Work request: Where in the data below does the word "this" appear? Copy every line that has it.

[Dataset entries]
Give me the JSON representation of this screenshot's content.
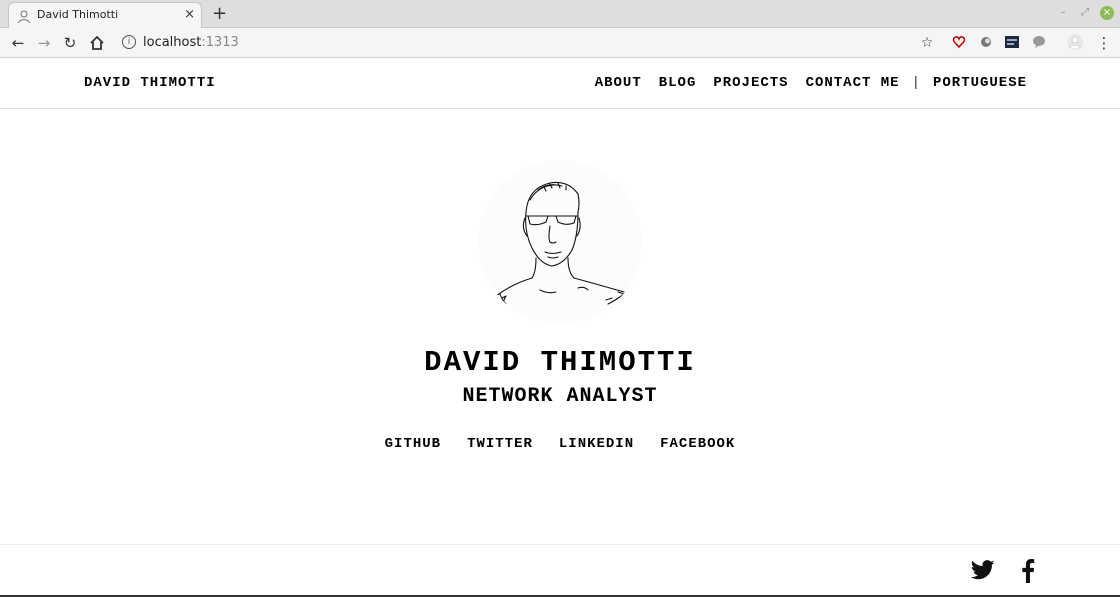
{
  "browser": {
    "tab_title": "David Thimotti",
    "tab_close": "×",
    "new_tab": "+",
    "url_host": "localhost",
    "url_port": ":1313",
    "win_minimize": "–",
    "win_maximize": "⤢",
    "win_close": "×"
  },
  "site": {
    "brand": "DAVID THIMOTTI",
    "menu": [
      "ABOUT",
      "BLOG",
      "PROJECTS",
      "CONTACT ME"
    ],
    "menu_separator": "|",
    "language": "PORTUGUESE"
  },
  "profile": {
    "name": "DAVID THIMOTTI",
    "role": "NETWORK ANALYST",
    "links": [
      "GITHUB",
      "TWITTER",
      "LINKEDIN",
      "FACEBOOK"
    ]
  },
  "footer": {
    "icons": [
      "twitter-icon",
      "facebook-icon"
    ]
  }
}
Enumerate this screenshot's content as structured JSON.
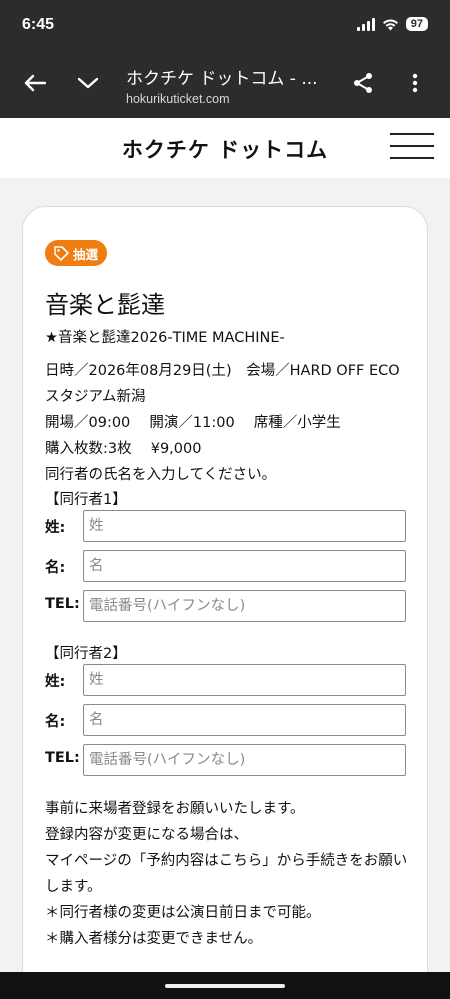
{
  "status_bar": {
    "time": "6:45",
    "battery": "97"
  },
  "browser": {
    "page_title": "ホクチケ ドットコム - ...",
    "domain": "hokurikuticket.com",
    "back_icon": "arrow-left-icon",
    "tabs_icon": "chevron-down-icon",
    "share_icon": "share-icon",
    "menu_icon": "more-vertical-icon"
  },
  "site": {
    "logo": "ホクチケ ドットコム"
  },
  "card": {
    "badge": "抽選",
    "title": "音楽と髭達",
    "subtitle": "★音楽と髭達2026-TIME MACHINE-",
    "datetime_line1": "日時／2026年08月29日(土)　会場／HARD OFF ECO",
    "datetime_line2": "スタジアム新潟",
    "open_line": "開場／09:00　 開演／11:00　 席種／小学生",
    "purchase_line": "購入枚数:3枚　 ¥9,000",
    "instruction": "同行者の氏名を入力してください。",
    "companions": [
      {
        "heading": "【同行者1】",
        "last_name_label": "姓:",
        "last_name_placeholder": "姓",
        "first_name_label": "名:",
        "first_name_placeholder": "名",
        "tel_label": "TEL:",
        "tel_placeholder": "電話番号(ハイフンなし)"
      },
      {
        "heading": "【同行者2】",
        "last_name_label": "姓:",
        "last_name_placeholder": "姓",
        "first_name_label": "名:",
        "first_name_placeholder": "名",
        "tel_label": "TEL:",
        "tel_placeholder": "電話番号(ハイフンなし)"
      }
    ],
    "notes": [
      "事前に来場者登録をお願いいたします。",
      "登録内容が変更になる場合は、",
      "マイページの「予約内容はこちら」から手続きをお願い",
      "します。",
      "＊同行者様の変更は公演日前日まで可能。",
      "＊購入者様分は変更できません。"
    ]
  },
  "colors": {
    "accent": "#ef7d12",
    "chrome": "#2c2c2f"
  }
}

Solution to the exercise:
Give me the JSON representation of this screenshot's content.
Enumerate this screenshot's content as structured JSON.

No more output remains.